[Extracted data entries]
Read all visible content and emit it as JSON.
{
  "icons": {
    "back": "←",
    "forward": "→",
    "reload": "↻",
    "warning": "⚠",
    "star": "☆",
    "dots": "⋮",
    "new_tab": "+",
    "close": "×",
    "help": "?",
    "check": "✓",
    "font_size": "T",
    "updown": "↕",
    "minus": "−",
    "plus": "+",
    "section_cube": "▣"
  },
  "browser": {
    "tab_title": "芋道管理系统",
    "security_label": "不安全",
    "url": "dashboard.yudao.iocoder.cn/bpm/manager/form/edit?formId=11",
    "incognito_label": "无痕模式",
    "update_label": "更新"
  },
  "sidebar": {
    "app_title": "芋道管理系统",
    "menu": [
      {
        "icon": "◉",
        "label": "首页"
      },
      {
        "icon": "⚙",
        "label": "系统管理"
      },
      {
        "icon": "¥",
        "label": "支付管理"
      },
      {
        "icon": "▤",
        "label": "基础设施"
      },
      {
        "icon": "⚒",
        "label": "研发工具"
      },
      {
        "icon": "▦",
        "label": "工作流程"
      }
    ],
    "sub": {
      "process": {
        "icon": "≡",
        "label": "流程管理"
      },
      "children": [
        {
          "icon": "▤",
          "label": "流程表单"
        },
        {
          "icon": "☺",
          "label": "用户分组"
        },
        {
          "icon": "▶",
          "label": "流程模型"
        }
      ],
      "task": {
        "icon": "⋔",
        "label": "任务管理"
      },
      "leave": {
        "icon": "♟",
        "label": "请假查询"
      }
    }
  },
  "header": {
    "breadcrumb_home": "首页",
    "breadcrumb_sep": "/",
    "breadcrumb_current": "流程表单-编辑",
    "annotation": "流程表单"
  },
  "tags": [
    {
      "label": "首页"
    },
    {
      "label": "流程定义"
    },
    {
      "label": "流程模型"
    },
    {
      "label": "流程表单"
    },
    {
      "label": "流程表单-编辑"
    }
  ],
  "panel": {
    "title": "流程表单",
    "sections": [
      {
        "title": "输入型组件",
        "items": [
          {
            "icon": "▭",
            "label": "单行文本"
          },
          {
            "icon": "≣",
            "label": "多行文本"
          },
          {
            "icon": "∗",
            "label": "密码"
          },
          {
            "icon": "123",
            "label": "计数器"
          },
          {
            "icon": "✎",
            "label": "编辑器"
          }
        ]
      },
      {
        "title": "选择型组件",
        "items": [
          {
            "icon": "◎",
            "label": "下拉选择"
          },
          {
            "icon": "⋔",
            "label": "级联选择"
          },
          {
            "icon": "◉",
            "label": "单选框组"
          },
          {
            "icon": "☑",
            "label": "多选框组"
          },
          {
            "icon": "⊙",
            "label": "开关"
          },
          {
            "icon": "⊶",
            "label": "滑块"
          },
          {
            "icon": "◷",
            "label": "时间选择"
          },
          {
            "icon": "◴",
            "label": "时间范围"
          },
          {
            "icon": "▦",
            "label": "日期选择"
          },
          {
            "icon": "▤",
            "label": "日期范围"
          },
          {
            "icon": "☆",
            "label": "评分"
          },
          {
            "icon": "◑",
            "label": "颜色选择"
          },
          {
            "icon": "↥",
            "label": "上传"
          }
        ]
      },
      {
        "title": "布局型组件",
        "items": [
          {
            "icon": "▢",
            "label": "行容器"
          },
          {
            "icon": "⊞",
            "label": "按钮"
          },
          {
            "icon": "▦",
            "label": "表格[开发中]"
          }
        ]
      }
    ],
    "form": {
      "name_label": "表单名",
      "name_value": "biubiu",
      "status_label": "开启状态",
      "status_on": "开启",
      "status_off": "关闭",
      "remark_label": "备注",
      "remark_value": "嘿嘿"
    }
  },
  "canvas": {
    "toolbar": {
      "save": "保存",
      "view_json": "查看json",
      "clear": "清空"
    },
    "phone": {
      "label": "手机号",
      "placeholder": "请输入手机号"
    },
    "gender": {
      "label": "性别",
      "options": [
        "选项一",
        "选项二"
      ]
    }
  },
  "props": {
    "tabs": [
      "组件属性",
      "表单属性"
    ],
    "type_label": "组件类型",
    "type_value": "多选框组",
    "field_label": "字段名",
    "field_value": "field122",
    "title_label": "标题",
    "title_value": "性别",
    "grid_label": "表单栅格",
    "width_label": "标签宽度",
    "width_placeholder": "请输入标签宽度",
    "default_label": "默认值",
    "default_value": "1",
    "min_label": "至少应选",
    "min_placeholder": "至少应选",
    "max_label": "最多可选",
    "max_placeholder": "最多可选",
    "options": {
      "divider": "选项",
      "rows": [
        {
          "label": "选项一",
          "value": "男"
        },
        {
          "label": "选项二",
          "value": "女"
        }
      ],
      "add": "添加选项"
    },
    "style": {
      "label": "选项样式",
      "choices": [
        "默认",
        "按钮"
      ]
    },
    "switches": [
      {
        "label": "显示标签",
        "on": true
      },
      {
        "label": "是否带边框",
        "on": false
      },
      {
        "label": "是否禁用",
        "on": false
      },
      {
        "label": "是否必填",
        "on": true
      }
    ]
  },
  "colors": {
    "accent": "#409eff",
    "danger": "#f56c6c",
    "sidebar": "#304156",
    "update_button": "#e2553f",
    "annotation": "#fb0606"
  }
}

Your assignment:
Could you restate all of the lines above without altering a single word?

Output of the exercise:
Read all visible content and emit it as JSON.
{
  "icons": {
    "back": "←",
    "forward": "→",
    "reload": "↻",
    "warning": "⚠",
    "star": "☆",
    "dots": "⋮",
    "new_tab": "+",
    "close": "×",
    "help": "?",
    "check": "✓",
    "font_size": "T",
    "updown": "↕",
    "minus": "−",
    "plus": "+",
    "section_cube": "▣"
  },
  "browser": {
    "tab_title": "芋道管理系统",
    "security_label": "不安全",
    "url": "dashboard.yudao.iocoder.cn/bpm/manager/form/edit?formId=11",
    "incognito_label": "无痕模式",
    "update_label": "更新"
  },
  "sidebar": {
    "app_title": "芋道管理系统",
    "menu": [
      {
        "icon": "◉",
        "label": "首页"
      },
      {
        "icon": "⚙",
        "label": "系统管理"
      },
      {
        "icon": "¥",
        "label": "支付管理"
      },
      {
        "icon": "▤",
        "label": "基础设施"
      },
      {
        "icon": "⚒",
        "label": "研发工具"
      },
      {
        "icon": "▦",
        "label": "工作流程"
      }
    ],
    "sub": {
      "process": {
        "icon": "≡",
        "label": "流程管理"
      },
      "children": [
        {
          "icon": "▤",
          "label": "流程表单"
        },
        {
          "icon": "☺",
          "label": "用户分组"
        },
        {
          "icon": "▶",
          "label": "流程模型"
        }
      ],
      "task": {
        "icon": "⋔",
        "label": "任务管理"
      },
      "leave": {
        "icon": "♟",
        "label": "请假查询"
      }
    }
  },
  "header": {
    "breadcrumb_home": "首页",
    "breadcrumb_sep": "/",
    "breadcrumb_current": "流程表单-编辑",
    "annotation": "流程表单"
  },
  "tags": [
    {
      "label": "首页"
    },
    {
      "label": "流程定义"
    },
    {
      "label": "流程模型"
    },
    {
      "label": "流程表单"
    },
    {
      "label": "流程表单-编辑"
    }
  ],
  "panel": {
    "title": "流程表单",
    "sections": [
      {
        "title": "输入型组件",
        "items": [
          {
            "icon": "▭",
            "label": "单行文本"
          },
          {
            "icon": "≣",
            "label": "多行文本"
          },
          {
            "icon": "∗",
            "label": "密码"
          },
          {
            "icon": "123",
            "label": "计数器"
          },
          {
            "icon": "✎",
            "label": "编辑器"
          }
        ]
      },
      {
        "title": "选择型组件",
        "items": [
          {
            "icon": "◎",
            "label": "下拉选择"
          },
          {
            "icon": "⋔",
            "label": "级联选择"
          },
          {
            "icon": "◉",
            "label": "单选框组"
          },
          {
            "icon": "☑",
            "label": "多选框组"
          },
          {
            "icon": "⊙",
            "label": "开关"
          },
          {
            "icon": "⊶",
            "label": "滑块"
          },
          {
            "icon": "◷",
            "label": "时间选择"
          },
          {
            "icon": "◴",
            "label": "时间范围"
          },
          {
            "icon": "▦",
            "label": "日期选择"
          },
          {
            "icon": "▤",
            "label": "日期范围"
          },
          {
            "icon": "☆",
            "label": "评分"
          },
          {
            "icon": "◑",
            "label": "颜色选择"
          },
          {
            "icon": "↥",
            "label": "上传"
          }
        ]
      },
      {
        "title": "布局型组件",
        "items": [
          {
            "icon": "▢",
            "label": "行容器"
          },
          {
            "icon": "⊞",
            "label": "按钮"
          },
          {
            "icon": "▦",
            "label": "表格[开发中]"
          }
        ]
      }
    ],
    "form": {
      "name_label": "表单名",
      "name_value": "biubiu",
      "status_label": "开启状态",
      "status_on": "开启",
      "status_off": "关闭",
      "remark_label": "备注",
      "remark_value": "嘿嘿"
    }
  },
  "canvas": {
    "toolbar": {
      "save": "保存",
      "view_json": "查看json",
      "clear": "清空"
    },
    "phone": {
      "label": "手机号",
      "placeholder": "请输入手机号"
    },
    "gender": {
      "label": "性别",
      "options": [
        "选项一",
        "选项二"
      ]
    }
  },
  "props": {
    "tabs": [
      "组件属性",
      "表单属性"
    ],
    "type_label": "组件类型",
    "type_value": "多选框组",
    "field_label": "字段名",
    "field_value": "field122",
    "title_label": "标题",
    "title_value": "性别",
    "grid_label": "表单栅格",
    "width_label": "标签宽度",
    "width_placeholder": "请输入标签宽度",
    "default_label": "默认值",
    "default_value": "1",
    "min_label": "至少应选",
    "min_placeholder": "至少应选",
    "max_label": "最多可选",
    "max_placeholder": "最多可选",
    "options": {
      "divider": "选项",
      "rows": [
        {
          "label": "选项一",
          "value": "男"
        },
        {
          "label": "选项二",
          "value": "女"
        }
      ],
      "add": "添加选项"
    },
    "style": {
      "label": "选项样式",
      "choices": [
        "默认",
        "按钮"
      ]
    },
    "switches": [
      {
        "label": "显示标签",
        "on": true
      },
      {
        "label": "是否带边框",
        "on": false
      },
      {
        "label": "是否禁用",
        "on": false
      },
      {
        "label": "是否必填",
        "on": true
      }
    ]
  },
  "colors": {
    "accent": "#409eff",
    "danger": "#f56c6c",
    "sidebar": "#304156",
    "update_button": "#e2553f",
    "annotation": "#fb0606"
  }
}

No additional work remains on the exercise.